Companies should also look at expected income or shareholder payments, as well as any planned expansion. Companies new to China are advised to use an accountant with experience in China for this. There are many differences in planning costs in China, such as an increased need for advance payment for the rental, stock, and even some salary costs.

Remember is it important to set the capital level right at the start. If it is set too low, then any additional funding required will be taxed when injected (the level could be raised but this is difficult). And if it is set too high then it is likely that at some point money will be left idle in the capital account, instead of being put to use.


Setting a practical level

Even if it was permitted to open a WFOE with no capital, this would not help the WFOE much! There are major tax advantages to using the capital for the company operating costs in the early period of operation. Any additional financing that must be injected, and cannot be taken from approved capital, will be taxed as income – not very advantageous!

This restriction and the fact that it is difficult to change agreed capital levels later, make it important to set an appropriate level at the time of initial setup.

Changes to WFOE registration procedures in recent years have made these much less of a concern than they used to be, but there are still some key things to understand.

  • There is no defined minimum registered capital, but still a broad and arbitrary minimum.
  • 30 years to deposit the registered capital with no info on what happens after.
  • It’s important to set capital levels correctly during incorporation as it is difficult to change later and a low registered capital can disadvantage your company.


 Depositing Registered Capital

Prior to the changes in 2014, there was a strict timeline for capital injection. 20% of the capital had to be deposited within 90 days and the remainder within 2 years. This requirement has been relaxed and WFOEs are free to define their own capital injection timeframe. The main requirement now is only that all capital is paid within 30 years of incorporation.

WFOEs are therefore free to define an injection timetable that is in line with their planned operation and/or expansion in China. This can be very advantageous as there is no need to have costly capital tied up in a capital account for long periods of time.

Companies should keep in mind however that before a WFOE can be closed down, when and if this is required, all capital must be fully paid up. This is a good reason not to set the level too high at the outset!

There is a requirement too for a WFOE to keep a reserve fund based on their level of capital. Whilst the intention of the capital injected is to be spent on company expenses rather than held as a reserve, there is a stipulation in Company Law for the gradual build-up of a reserve account. In particular, 10% of annual after-tax profits need to be directed to a capital reserve fund, capped at 50% of the total registered capital of the WFOE.

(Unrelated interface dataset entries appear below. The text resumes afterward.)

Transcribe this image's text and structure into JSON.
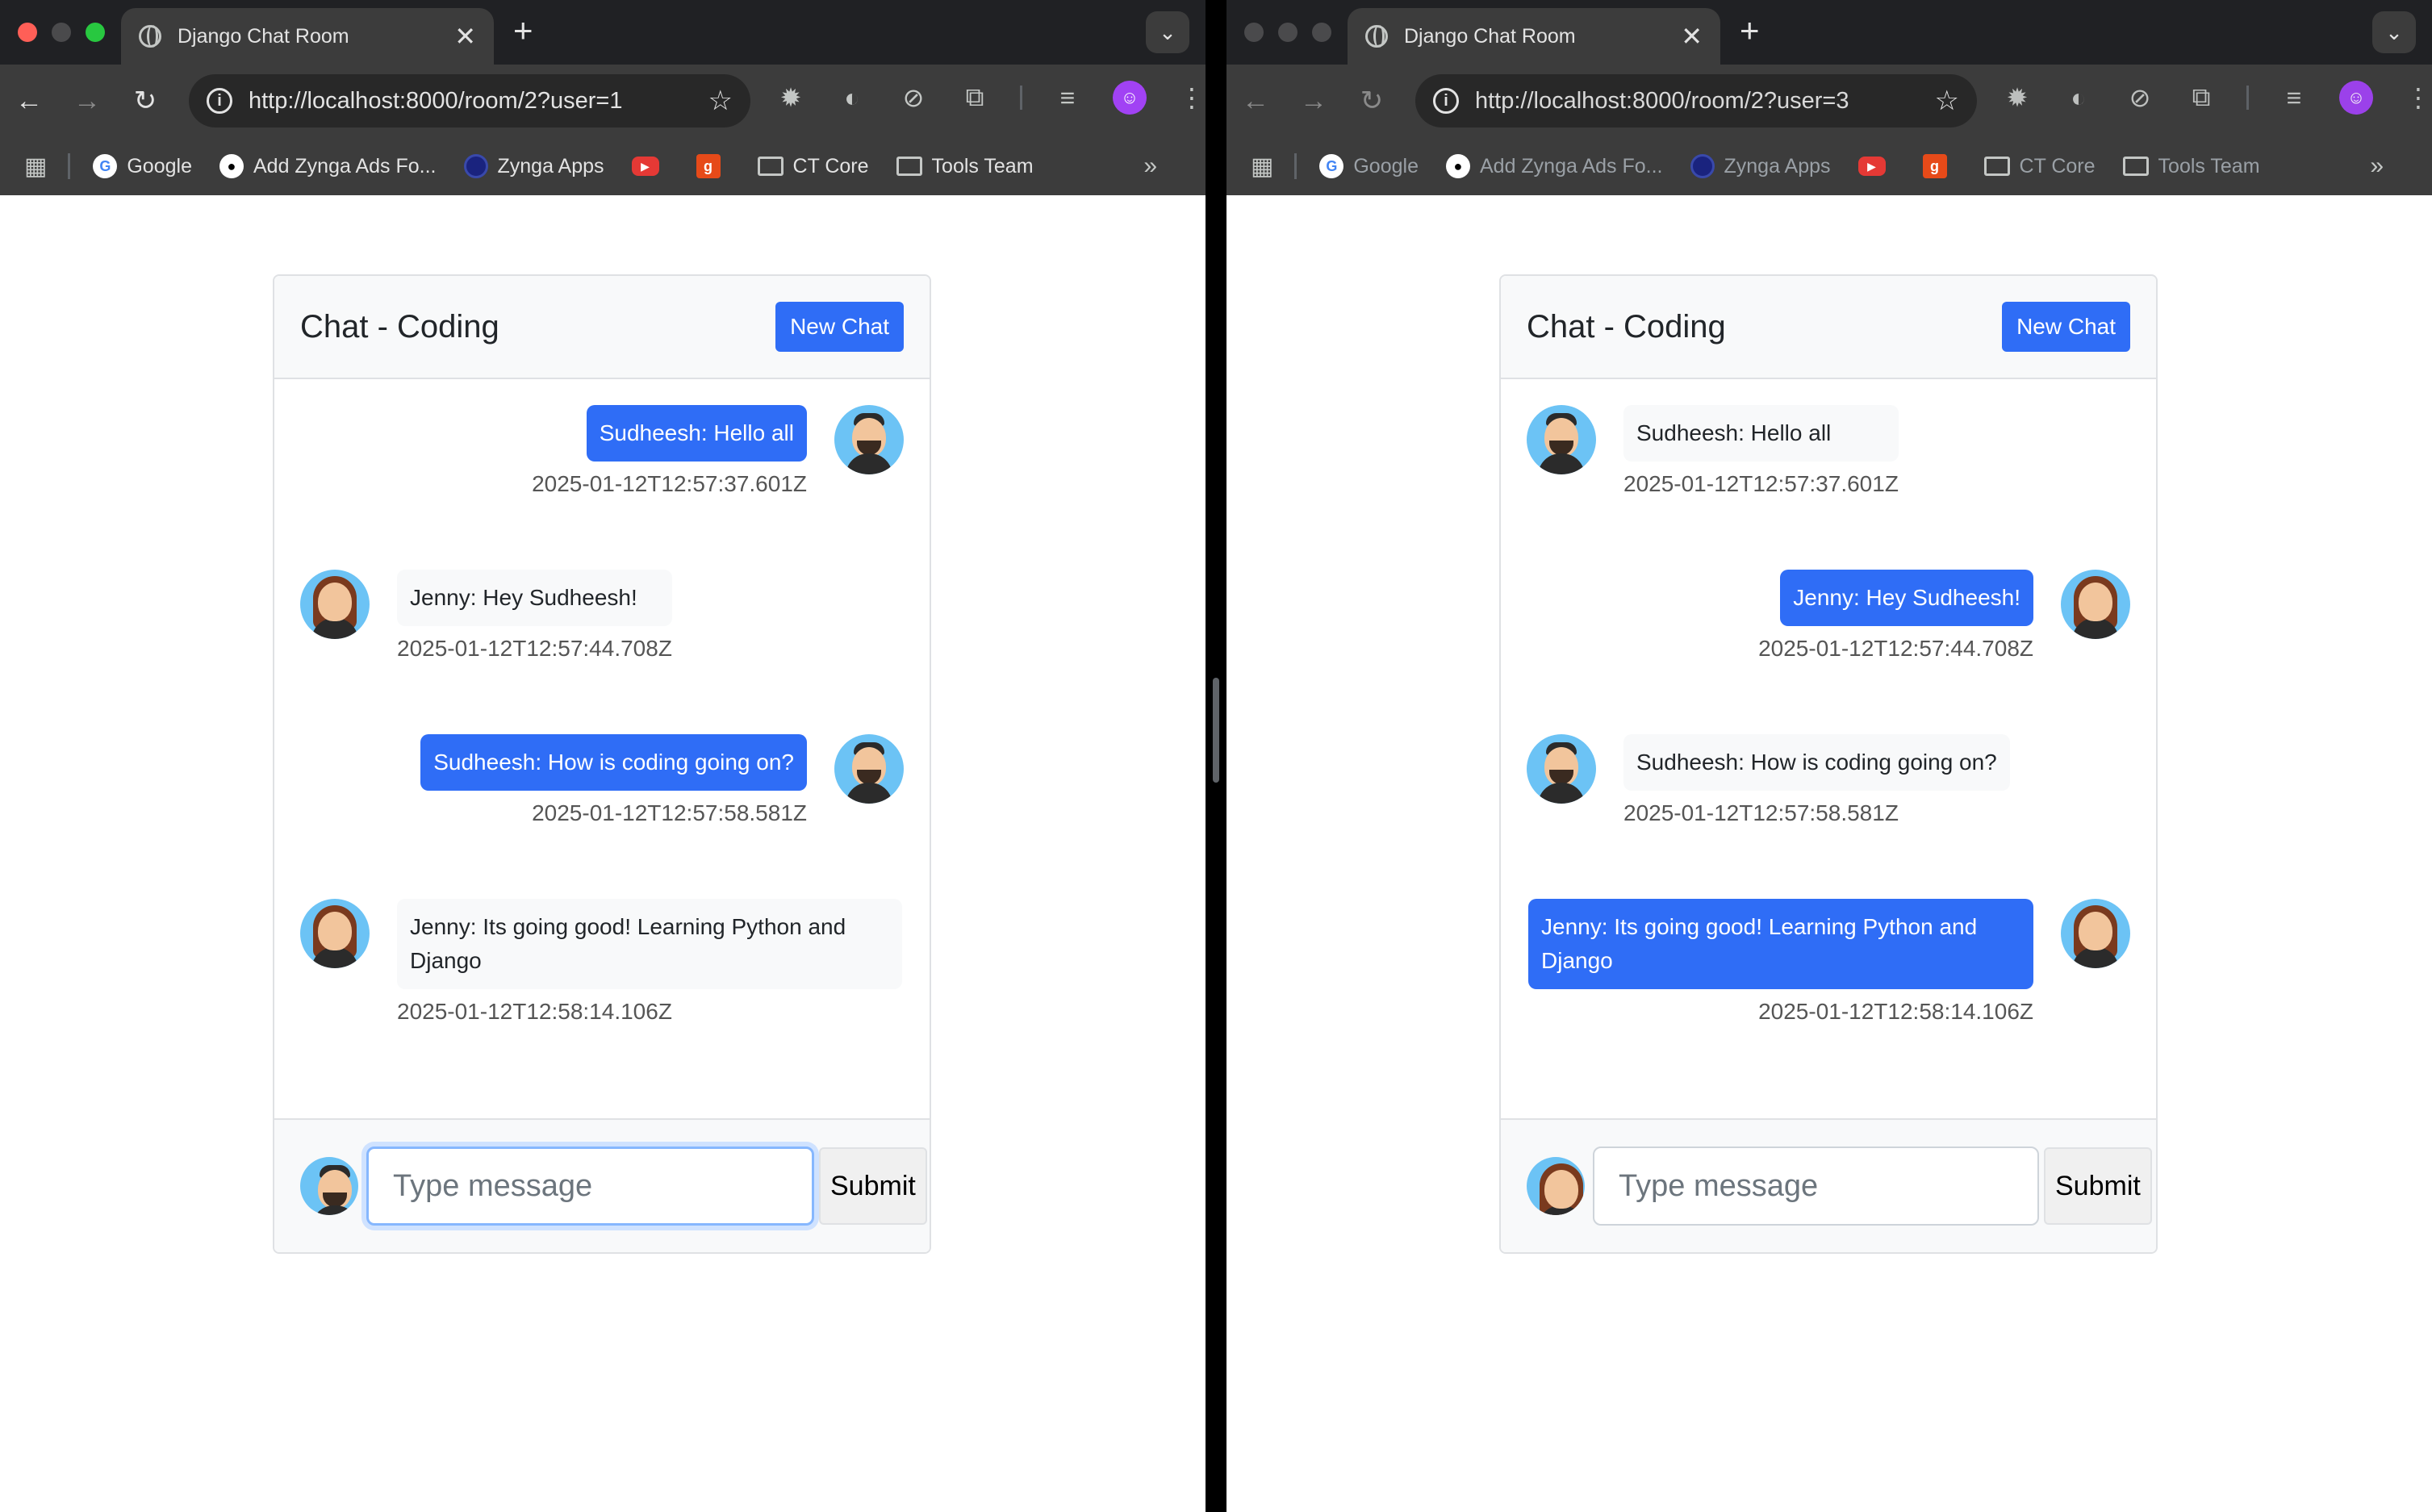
{
  "windows": [
    {
      "tab": {
        "title": "Django Chat Room",
        "close": "✕",
        "new_tab": "+"
      },
      "url": "http://localhost:8000/room/2?user=1",
      "bookmarks": [
        "Google",
        "Add Zynga Ads Fo...",
        "Zynga Apps",
        "",
        "",
        "CT Core",
        "Tools Team"
      ],
      "chat": {
        "title": "Chat - Coding",
        "new_chat_label": "New Chat",
        "messages": [
          {
            "text": "Sudheesh: Hello all",
            "timestamp": "2025-01-12T12:57:37.601Z",
            "sender": "Sudheesh",
            "side": "right"
          },
          {
            "text": "Jenny: Hey Sudheesh!",
            "timestamp": "2025-01-12T12:57:44.708Z",
            "sender": "Jenny",
            "side": "left"
          },
          {
            "text": "Sudheesh: How is coding going on?",
            "timestamp": "2025-01-12T12:57:58.581Z",
            "sender": "Sudheesh",
            "side": "right"
          },
          {
            "text": "Jenny: Its going good! Learning Python and Django",
            "timestamp": "2025-01-12T12:58:14.106Z",
            "sender": "Jenny",
            "side": "left"
          }
        ],
        "input_placeholder": "Type message",
        "submit_label": "Submit",
        "current_user": "Sudheesh"
      }
    },
    {
      "tab": {
        "title": "Django Chat Room",
        "close": "✕",
        "new_tab": "+"
      },
      "url": "http://localhost:8000/room/2?user=3",
      "bookmarks": [
        "Google",
        "Add Zynga Ads Fo...",
        "Zynga Apps",
        "",
        "",
        "CT Core",
        "Tools Team"
      ],
      "chat": {
        "title": "Chat - Coding",
        "new_chat_label": "New Chat",
        "messages": [
          {
            "text": "Sudheesh: Hello all",
            "timestamp": "2025-01-12T12:57:37.601Z",
            "sender": "Sudheesh",
            "side": "left"
          },
          {
            "text": "Jenny: Hey Sudheesh!",
            "timestamp": "2025-01-12T12:57:44.708Z",
            "sender": "Jenny",
            "side": "right"
          },
          {
            "text": "Sudheesh: How is coding going on?",
            "timestamp": "2025-01-12T12:57:58.581Z",
            "sender": "Sudheesh",
            "side": "left"
          },
          {
            "text": "Jenny: Its going good! Learning Python and Django",
            "timestamp": "2025-01-12T12:58:14.106Z",
            "sender": "Jenny",
            "side": "right"
          }
        ],
        "input_placeholder": "Type message",
        "submit_label": "Submit",
        "current_user": "Jenny"
      }
    }
  ],
  "colors": {
    "primary": "#2f6df6",
    "other_bubble": "#f8f9fa",
    "chrome_dark": "#202124",
    "chrome_toolbar": "#3c3c3c"
  },
  "icons": {
    "back": "←",
    "forward": "→",
    "reload": "↻",
    "star": "☆",
    "menu": "⋮",
    "apps": "▦",
    "more": "»",
    "chevron": "⌄"
  }
}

Changing registered capital – not easy

Companies should be aware when declaring the registered capital during incorporation that changing the registered capital at a later date, whilst possible, is a complex and time-consuming process.

This involves the following steps:

  • Application to online government platform for approval to increase registered capital. The reasons for the increase must also be given
  • Application to the local AIC to change the registered capital level (once approval from government is granted)
  • Applying to SAFE for approval to transfer funds to China
  • Making a bank transfer to the company’s Chinese bank from overseas
  • Once funds have been received in China, the AIC will then need to re-issue the WFOE business license

Such applications and approvals are never quick in China, and this process could take up to two months. Given that a common reason for needing additional capital is an immediate shortage of funds for China operations, it may not be possible to rely on this. Note also, that a fee must be paid for making the change (0.04%-0.08% depending on total increase).